So you see it comes down to this thing we call the United States of America. GasLand shows us lots of those so-called average Americans, lots of Joe the Plumbers. And that’s what usually makes documentaries (and reality TV) so damn interesting, the peep factor: seeing regular folks, and not just the character actors Hollywood trots out when they need a commoner sidekick, like this lady:
GasLand, then, asks us just how much we care about these people. There are so many things to care about, to give money to, to raise awareness for. Do we need to give special attention to the things going on in our country, even if the people to whom it’s happening are completely out of our personal spheres? Does a man in Colorado have any kind of tie to me, moreso than a man in Cameroon, because we live together in this thing some people decided to call a country?
Kurt Vonnegut, we know, thinks that countries are granfalloons, false families. There is nothing much that binds two fellow Americans more than any two fellow humans in his book. And, well, even the worst-affected family in Colorado hit by the alleged abuses of fracking has it a lot better than the 1.4 billion people living on $1.25 a day, right? So where should this issue fall on our totem pole of shit-giving?
Of course it could happen to us. It could creep into our backyard, as it does Fox’s. It could blow up our tap water, someday. But we already know this, right? It’s why we go on blindly driving the distances we drive, using the amount of air conditioning we use, fully knowing that things cannot continue this way indefinitely. What price, mobility? Will we turn our country into one where we have to drink out of bottled water all day long, or will we willingly constrict ourselves to a ten mile radius first?
That’s the future I see, when I decide to get Philip K. Dick about our energy options.
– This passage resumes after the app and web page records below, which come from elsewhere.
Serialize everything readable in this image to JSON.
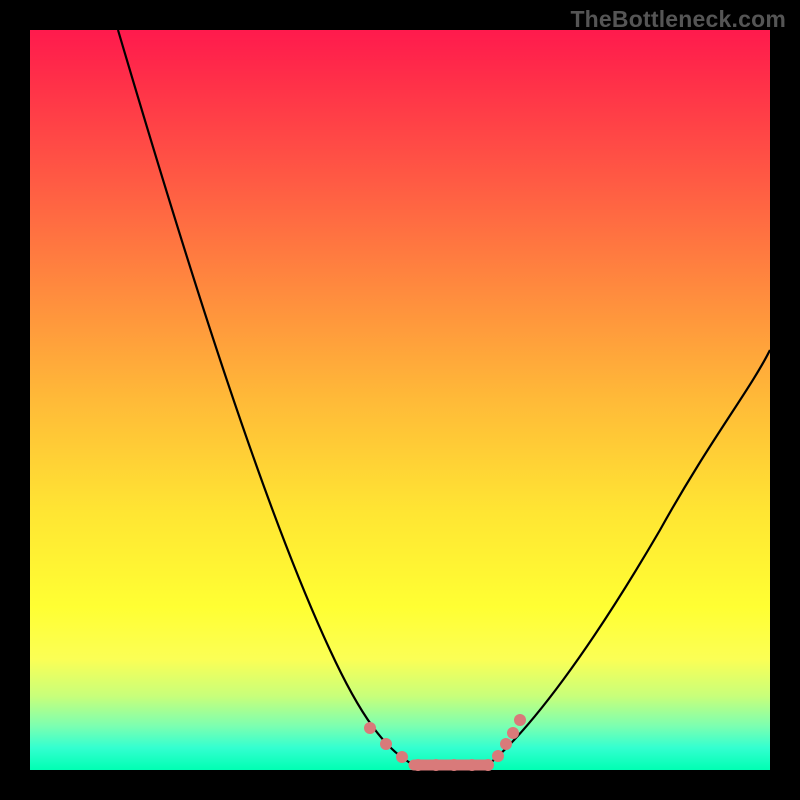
{
  "watermark": "TheBottleneck.com",
  "colors": {
    "frame": "#000000",
    "gradient_top": "#ff1a4d",
    "gradient_bottom": "#00ffb3",
    "curve": "#000000",
    "markers": "#d97a7a"
  },
  "chart_data": {
    "type": "line",
    "title": "",
    "xlabel": "",
    "ylabel": "",
    "xlim": [
      0,
      100
    ],
    "ylim": [
      0,
      100
    ],
    "grid": false,
    "legend": false,
    "series": [
      {
        "name": "left-branch",
        "x": [
          12,
          16,
          20,
          24,
          28,
          32,
          36,
          40,
          44,
          46,
          48,
          50,
          52
        ],
        "y": [
          100,
          88,
          76,
          64,
          52,
          40,
          29,
          19,
          10,
          6,
          3,
          1,
          0
        ]
      },
      {
        "name": "flat-bottom",
        "x": [
          52,
          54,
          56,
          58,
          60,
          62
        ],
        "y": [
          0,
          0,
          0,
          0,
          0,
          0
        ]
      },
      {
        "name": "right-branch",
        "x": [
          62,
          66,
          70,
          74,
          78,
          82,
          86,
          90,
          94,
          98,
          100
        ],
        "y": [
          0,
          3,
          8,
          14,
          21,
          28,
          35,
          42,
          48,
          54,
          57
        ]
      }
    ],
    "markers": {
      "name": "bottom-cluster",
      "points": [
        {
          "x": 46,
          "y": 5
        },
        {
          "x": 48,
          "y": 3
        },
        {
          "x": 50,
          "y": 1
        },
        {
          "x": 52,
          "y": 0
        },
        {
          "x": 54,
          "y": 0
        },
        {
          "x": 56,
          "y": 0
        },
        {
          "x": 58,
          "y": 0
        },
        {
          "x": 60,
          "y": 0
        },
        {
          "x": 62,
          "y": 0
        },
        {
          "x": 63,
          "y": 2
        },
        {
          "x": 64,
          "y": 4
        },
        {
          "x": 65,
          "y": 6
        },
        {
          "x": 66,
          "y": 8
        }
      ]
    }
  }
}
I see us all having to slouch back to a town and village society, giving up on air travel and extensive car travel, settling for what’s around us. Something’s gotta give. So what is America to you? If it’s Joe the Plumber or the Woody Guthrie stuff, we start making serious sacrifices, right? If it’s just the place where you get your you on, then we keep this party going until we’re all waist-deep in discarded plastic, right? Until all of our mountains have no tops (because coal is also clean, in Bushspeak) and our valleys filled with rubble.
You may think I’m coming down in favor of the green grass and Margo Martindale (she’s the white trash lady above), but I’m not. I like flying to New York for a few days when I feel like it. I drive a long distance in heavy traffic to be in a show. It’s certainly easy to rage against the energy machine – one of my favorite parts of GasLand is when an EPA guy chews Fox out over this very idea – but we’re being faced with no easy decision here, especially when even the information is up for grabs. This guy says gas is clean, this guy says it gives you brain damage. This guy says nuclear’s the way of the future, this guy’s Jane Fonda in The China Syndrome. It’s not like we can all just have a hundred windmills in our lawns and go about our day.
Something’s gotta give. And like I said, I think it’s up to your definition of America and Americans – or the general earth and earthlings, if you’re in Vonnegut mood – that will influence how you feel about energy.
In Georgia we recently got iced in to our houses and local areas for a few days. It was almost like olden times. And I think most of us, after a few days, nearly went crazy.